*Provided records*.

Content starts

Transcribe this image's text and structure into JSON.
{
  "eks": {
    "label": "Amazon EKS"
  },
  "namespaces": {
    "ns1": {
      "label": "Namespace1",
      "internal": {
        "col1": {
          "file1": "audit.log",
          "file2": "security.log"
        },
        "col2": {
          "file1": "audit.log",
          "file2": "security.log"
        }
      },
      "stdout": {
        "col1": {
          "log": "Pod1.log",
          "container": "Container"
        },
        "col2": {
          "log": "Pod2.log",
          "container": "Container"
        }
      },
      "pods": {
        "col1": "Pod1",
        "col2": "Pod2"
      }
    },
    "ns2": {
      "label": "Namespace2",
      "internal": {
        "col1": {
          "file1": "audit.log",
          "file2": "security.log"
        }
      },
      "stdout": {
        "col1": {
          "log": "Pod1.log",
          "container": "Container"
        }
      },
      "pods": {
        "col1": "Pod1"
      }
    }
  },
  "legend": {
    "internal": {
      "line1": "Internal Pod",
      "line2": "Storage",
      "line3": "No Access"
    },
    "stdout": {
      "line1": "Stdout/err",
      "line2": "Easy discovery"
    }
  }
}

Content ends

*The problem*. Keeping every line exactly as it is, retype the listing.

*Response area*.
Transcribe this image's text and structure into JSON.
{
  "eks": {
    "label": "Amazon EKS"
  },
  "namespaces": {
    "ns1": {
      "label": "Namespace1",
      "internal": {
        "col1": {
          "file1": "audit.log",
          "file2": "security.log"
        },
        "col2": {
          "file1": "audit.log",
          "file2": "security.log"
        }
      },
      "stdout": {
        "col1": {
          "log": "Pod1.log",
          "container": "Container"
        },
        "col2": {
          "log": "Pod2.log",
          "container": "Container"
        }
      },
      "pods": {
        "col1": "Pod1",
        "col2": "Pod2"
      }
    },
    "ns2": {
      "label": "Namespace2",
      "internal": {
        "col1": {
          "file1": "audit.log",
          "file2": "security.log"
        }
      },
      "stdout": {
        "col1": {
          "log": "Pod1.log",
          "container": "Container"
        }
      },
      "pods": {
        "col1": "Pod1"
      }
    }
  },
  "legend": {
    "internal": {
      "line1": "Internal Pod",
      "line2": "Storage",
      "line3": "No Access"
    },
    "stdout": {
      "line1": "Stdout/err",
      "line2": "Easy discovery"
    }
  }
}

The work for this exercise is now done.